I did not buy an OEM Windows 7 with my new system. I will not dual boot. I now have a fast Windows notebook available to run the few applications I need on Windows.
|Component||Delivered||City pickup||Local shop|
Delivery charges make the online shops slightly more expensive. If you are lucky enough to find everything at one shop and have to pay only one delivery charge, you might save some money. One site quoted $30 for almost everything, although they did not have everything I want. Another site quited $15 for delivery then said an order may be split into multiple deliveries and you have no control. You have to wait around for delivery or have the boxes shipped to your work then carry them home. Carrying the hardwarehome on Sydney's crowded train is not convenient for the larger items. See my other pages covering the tricks for making online shops deliver what you ordered within a reasonable time frame.
If I purchased all the items from the cheapest suppliers, the delivery charges would add up to $150, I would have to wait around every day for up to a week, and the whole project would be delayed until the last product arrives.
A local shop is only cheaper if it is a shop you drive past during your normal travel and they have the product in stock when you arrive. I pass several computer shops on a typical weekend and can buy the best deals at each without driving extra distance. Between the local shops, I can get what I want for less than the delivered cost from online shops. There are also several computer shops within walking distance of where I currently work.
A system like this remains current for a few years then you dump it for a new backup. The upgrade decision is driven purely by compatibility. We are at the start of SATA 3, USB 3, and modern SSDs. You should get a long run from the computer before it becomes obsolete.
The finished system
The finished system is similar to what I planned. Frustration with Windows licensing restrictions made me use Linux instead of Windows. The system is so fast that I simply transferred the system SSD from my Linux workstation and will use the new machine for my desktop machine. The old Linux box is now the spare machine.
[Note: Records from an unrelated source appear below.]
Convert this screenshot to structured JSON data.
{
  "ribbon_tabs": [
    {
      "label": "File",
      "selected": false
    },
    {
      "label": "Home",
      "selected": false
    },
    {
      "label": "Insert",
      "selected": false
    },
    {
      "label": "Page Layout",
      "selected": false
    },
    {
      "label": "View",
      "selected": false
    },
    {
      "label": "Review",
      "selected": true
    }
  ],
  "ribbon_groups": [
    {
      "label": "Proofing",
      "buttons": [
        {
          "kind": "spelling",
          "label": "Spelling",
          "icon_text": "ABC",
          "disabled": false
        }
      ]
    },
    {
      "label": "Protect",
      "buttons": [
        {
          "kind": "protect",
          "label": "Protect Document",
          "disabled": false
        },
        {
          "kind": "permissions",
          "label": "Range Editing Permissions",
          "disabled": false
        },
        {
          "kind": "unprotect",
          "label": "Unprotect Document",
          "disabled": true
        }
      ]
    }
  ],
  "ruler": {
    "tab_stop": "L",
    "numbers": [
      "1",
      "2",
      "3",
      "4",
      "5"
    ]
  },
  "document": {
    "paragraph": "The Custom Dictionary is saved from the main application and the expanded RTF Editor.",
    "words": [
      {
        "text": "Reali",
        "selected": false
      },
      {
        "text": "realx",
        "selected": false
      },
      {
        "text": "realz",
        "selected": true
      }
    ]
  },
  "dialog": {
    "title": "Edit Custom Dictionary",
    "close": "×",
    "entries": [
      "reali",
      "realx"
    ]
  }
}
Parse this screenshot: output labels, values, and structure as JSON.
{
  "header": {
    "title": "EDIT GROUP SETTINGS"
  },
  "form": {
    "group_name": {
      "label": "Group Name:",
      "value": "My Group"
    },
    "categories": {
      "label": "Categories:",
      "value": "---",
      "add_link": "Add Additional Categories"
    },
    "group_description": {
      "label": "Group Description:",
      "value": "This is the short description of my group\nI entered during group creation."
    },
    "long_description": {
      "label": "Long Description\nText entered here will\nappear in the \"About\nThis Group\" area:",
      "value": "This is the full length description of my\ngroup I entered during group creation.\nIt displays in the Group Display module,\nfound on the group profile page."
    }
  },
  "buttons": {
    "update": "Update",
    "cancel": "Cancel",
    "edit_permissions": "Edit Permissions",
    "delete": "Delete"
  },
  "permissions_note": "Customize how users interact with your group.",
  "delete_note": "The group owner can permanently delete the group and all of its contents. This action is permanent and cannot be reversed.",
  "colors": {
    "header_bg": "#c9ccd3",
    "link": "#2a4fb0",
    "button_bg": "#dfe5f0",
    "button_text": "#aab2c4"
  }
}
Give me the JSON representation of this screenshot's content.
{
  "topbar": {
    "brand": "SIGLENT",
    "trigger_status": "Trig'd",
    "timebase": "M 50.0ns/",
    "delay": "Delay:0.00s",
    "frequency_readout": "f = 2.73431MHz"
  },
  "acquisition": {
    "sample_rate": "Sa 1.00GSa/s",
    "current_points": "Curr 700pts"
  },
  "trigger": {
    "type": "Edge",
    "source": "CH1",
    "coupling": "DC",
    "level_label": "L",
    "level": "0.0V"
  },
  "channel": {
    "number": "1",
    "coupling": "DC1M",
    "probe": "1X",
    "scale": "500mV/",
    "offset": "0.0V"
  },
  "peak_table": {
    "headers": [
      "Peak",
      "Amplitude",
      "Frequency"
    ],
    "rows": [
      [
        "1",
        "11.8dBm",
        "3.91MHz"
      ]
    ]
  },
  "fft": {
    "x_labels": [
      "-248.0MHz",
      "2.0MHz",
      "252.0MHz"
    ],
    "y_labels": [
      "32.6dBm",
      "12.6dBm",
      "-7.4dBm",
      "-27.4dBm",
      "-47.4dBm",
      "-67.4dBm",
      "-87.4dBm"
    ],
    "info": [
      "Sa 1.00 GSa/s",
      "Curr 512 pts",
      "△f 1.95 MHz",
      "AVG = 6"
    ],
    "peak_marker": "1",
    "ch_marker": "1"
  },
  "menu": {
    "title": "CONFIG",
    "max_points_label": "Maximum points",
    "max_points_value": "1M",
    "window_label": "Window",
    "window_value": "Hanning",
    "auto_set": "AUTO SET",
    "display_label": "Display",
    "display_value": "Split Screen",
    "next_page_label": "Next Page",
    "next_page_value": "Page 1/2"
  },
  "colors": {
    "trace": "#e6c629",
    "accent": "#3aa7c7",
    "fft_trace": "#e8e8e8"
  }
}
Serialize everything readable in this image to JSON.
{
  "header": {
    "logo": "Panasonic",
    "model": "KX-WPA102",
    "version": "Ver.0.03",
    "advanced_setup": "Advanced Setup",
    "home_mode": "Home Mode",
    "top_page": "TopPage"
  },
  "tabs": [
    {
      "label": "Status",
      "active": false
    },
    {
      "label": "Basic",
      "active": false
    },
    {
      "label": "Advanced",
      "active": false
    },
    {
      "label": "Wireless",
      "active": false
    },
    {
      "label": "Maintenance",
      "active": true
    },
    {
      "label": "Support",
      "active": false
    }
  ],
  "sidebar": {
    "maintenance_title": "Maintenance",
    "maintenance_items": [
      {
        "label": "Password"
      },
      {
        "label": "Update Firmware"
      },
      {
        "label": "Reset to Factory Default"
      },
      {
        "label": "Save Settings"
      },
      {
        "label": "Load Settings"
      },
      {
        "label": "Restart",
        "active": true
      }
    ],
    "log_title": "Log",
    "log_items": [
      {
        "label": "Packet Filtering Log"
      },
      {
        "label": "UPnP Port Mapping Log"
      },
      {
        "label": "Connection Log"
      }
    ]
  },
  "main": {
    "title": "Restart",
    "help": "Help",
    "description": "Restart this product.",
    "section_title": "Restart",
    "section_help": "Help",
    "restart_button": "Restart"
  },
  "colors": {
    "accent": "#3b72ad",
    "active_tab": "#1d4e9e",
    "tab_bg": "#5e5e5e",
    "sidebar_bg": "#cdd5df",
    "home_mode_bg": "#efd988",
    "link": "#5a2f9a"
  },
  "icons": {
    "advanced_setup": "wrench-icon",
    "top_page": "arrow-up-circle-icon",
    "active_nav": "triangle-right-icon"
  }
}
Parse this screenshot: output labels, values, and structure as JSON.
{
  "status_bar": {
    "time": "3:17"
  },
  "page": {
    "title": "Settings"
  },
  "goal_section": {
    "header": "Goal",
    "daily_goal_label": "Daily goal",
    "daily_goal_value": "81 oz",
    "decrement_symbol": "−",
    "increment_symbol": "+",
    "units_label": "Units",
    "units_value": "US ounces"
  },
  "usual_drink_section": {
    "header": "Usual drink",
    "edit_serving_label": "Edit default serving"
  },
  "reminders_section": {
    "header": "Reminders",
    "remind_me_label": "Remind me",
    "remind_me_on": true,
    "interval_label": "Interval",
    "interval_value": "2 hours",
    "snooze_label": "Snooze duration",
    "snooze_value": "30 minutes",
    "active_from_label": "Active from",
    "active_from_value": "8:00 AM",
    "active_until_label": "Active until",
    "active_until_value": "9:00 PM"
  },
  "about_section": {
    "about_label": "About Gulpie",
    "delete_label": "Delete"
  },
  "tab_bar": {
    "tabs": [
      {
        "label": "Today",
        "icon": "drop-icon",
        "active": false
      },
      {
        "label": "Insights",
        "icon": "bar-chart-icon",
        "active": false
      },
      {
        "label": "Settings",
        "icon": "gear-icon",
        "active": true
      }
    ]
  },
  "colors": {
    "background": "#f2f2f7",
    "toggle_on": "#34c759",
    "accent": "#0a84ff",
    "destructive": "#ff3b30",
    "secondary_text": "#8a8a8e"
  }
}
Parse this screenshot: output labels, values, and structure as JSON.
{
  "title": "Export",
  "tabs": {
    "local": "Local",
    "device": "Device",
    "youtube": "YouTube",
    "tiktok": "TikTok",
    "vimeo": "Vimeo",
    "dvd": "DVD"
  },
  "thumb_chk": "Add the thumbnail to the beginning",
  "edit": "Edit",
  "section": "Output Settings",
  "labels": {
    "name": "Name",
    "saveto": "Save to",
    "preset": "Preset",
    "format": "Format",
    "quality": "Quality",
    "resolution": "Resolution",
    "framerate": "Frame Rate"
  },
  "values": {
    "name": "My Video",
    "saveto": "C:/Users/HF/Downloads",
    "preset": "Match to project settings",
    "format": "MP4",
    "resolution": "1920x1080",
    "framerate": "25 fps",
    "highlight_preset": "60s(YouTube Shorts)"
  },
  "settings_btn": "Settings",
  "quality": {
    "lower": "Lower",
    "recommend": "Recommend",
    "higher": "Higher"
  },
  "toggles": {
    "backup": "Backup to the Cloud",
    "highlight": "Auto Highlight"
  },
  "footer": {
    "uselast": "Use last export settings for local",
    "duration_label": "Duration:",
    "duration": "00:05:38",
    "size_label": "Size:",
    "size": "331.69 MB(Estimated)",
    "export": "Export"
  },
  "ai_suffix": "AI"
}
When you choose the best value parts to work together, you get the maximum overall speed for the lowest cost. The cost is lower than what you would spend on your primary computer and works out at about $3 per day for backup. The computer can sit there as a very effective backup plus you can use it for experiments at no extra cost. The extra speed of that new hardware will save you time during the experiments. If your current machine is a few years old, the new economy machine will probably be faster.